Thursday, April 2, 2009

A Culture of Bullies

What do School Bullies, Domestic Abuse, and Abortion have in common?
They are all the result of an imbalance of power between people who are supposed to be in relationship, and they are a sign of the lack of relationship between humanity and God.

I recently read a book by popular author Jodi Picoult. The title of the book was "Nineteen Minutes" and it is about a boy, Peter, who has been bullied in school from kindergarten until the age of seventeen, when he finally "takes care of it" and goes on a rampage, shooting and killing 10 students, and wounding many more. Many of the students he kills are his tormentors. Some are just in the wrong place at the wrong time. He has taken all he can stand and he decides that they aren't going to hurt him any more. The system has been totally incapable of stopping the abuse and his own parents don't realize the agony that he endures every day.

One glaring deficit in the life of this boy is any kind of relationship with God. His world is empty of meaning and he can find no value for himself in it. He doesn't find unconditional Love anywhere.
Even his parents have measured his worth, unknowingly, by comparing him to his stellar older brother, who was killed a year before in an accident.
He feels totally overwhelmed and hopeless and his behavior seems to reflect Post Traumatic Stress Disorder. The reader can't help but wonder if the outcome for this kid would be different if he knew that there is someone who loves him more than anyone else can, and that he is valued and cherished by a loving Father who is perfect, and who promises "Blessed are the meek, for they shall inherit the earth." and "Blessed are they who are persecuted for the sake of righteousness, for their's is the kingdom of heaven".

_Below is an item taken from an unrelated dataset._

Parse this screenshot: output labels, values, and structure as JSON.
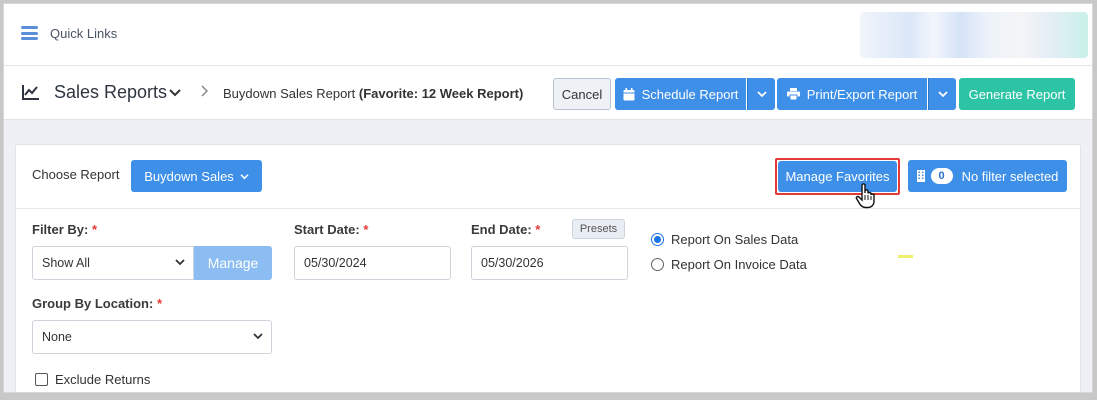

I am not, in any way, excusing the way Peter deals with his enemies. He becomes a bully in his own right when he picks up weapons and makes himself the tormentor. He destroys the lives of not only his victims, but parents, grandparents, siblings, and turns his small, peaceful town into a killing field. He becomes a monster and he deserves to be punished.

As the story proceeds, we find that another central character, Josie, a girl that has become popular, but used to be Peter's best friend, is dating Matt, the worst of the bullies. Matt takes daily pleasure in making Peter's life a living hell. He is also abusing Josie. He pushes her around, he is insanely jealous and he has driven Josie almost to the point of suicide. This is "Battered Wife Syndrome" going somewhere to happen. He has a hold over her, like he abuses Peter. They are both mentally and emotionally battered.

The author does an excellent job of illustrating a serious problem that kids in our society face every day, but she doesn't explore the ramifications of the bigger picture.
We condemn bullying between children, we try to create policies, awareness programs, and
we examine the relationships between particular kids.
I think we need to stand back even further, though. I think we need to look at the fabric of our culture.
We are a culture of bullies. The weakest and most vulnerable among us have the least protection, legally and socially.
The beautiful have all the perks. The ugly, the weak and the poor have to stay out of the way.
The strong and the skilled climb to the top of the social ladder, without looking at who they have pushed out of the way getting to the top.

Beauty, intelligence, skill, and physical ability are all gifts. They are given with the intent that they are to be used to bring about good. The weakest among us have gifts too. They have been given so much Grace in the challenges that they face. The strong are supposed to help them share their gifts.
We should welcome them into our human family as blessings.
Our culture, however, is on a "seek and destroy" mission against those that are inconvenient, or weak or make us feel uncomfortable. There are "tests", there are "procedures".
We are a nation of bullies, only accepting into the clique of humanity those that can achieve, or those that make us feel like we are "winners".

There have always been bullies. Since Cain and Able, stronger people have been tormenting and killing weaker ones.
Our job is to teach our children the dignity of every human life in the eyes of God. They must understand that they must cherish the life of every human being, from the innocent unborn, to the elderly. From the beautiful and able, to the not-so-beautiful and disabled. The weaker in their circle need to be built up and the bullies need to be confronted, and well, we have to love them too.
Our children need to believe in their own unique, distinct and unrepeatable place in their world. They have to be taught that they are loved unconditionally, not just by their families, which are mortal, but by their Heavenly Father. They have to know that that love will never fail. Only then are they able to weather the storms of human relationships.

This is an uphill battle in this world today, but it's where we are and the time we are given.
There is no greater Love than that we show to "The Least Of These".


Andrew & Laura said...

That is a very interesting take on this book. I really liked it, and your points didn't even register to me as I was reading it. I think I'd actually like to re-read it now. You're a smart cookie! said...

Excellent analysis!

And the last shall be first, and the first shall be last . . .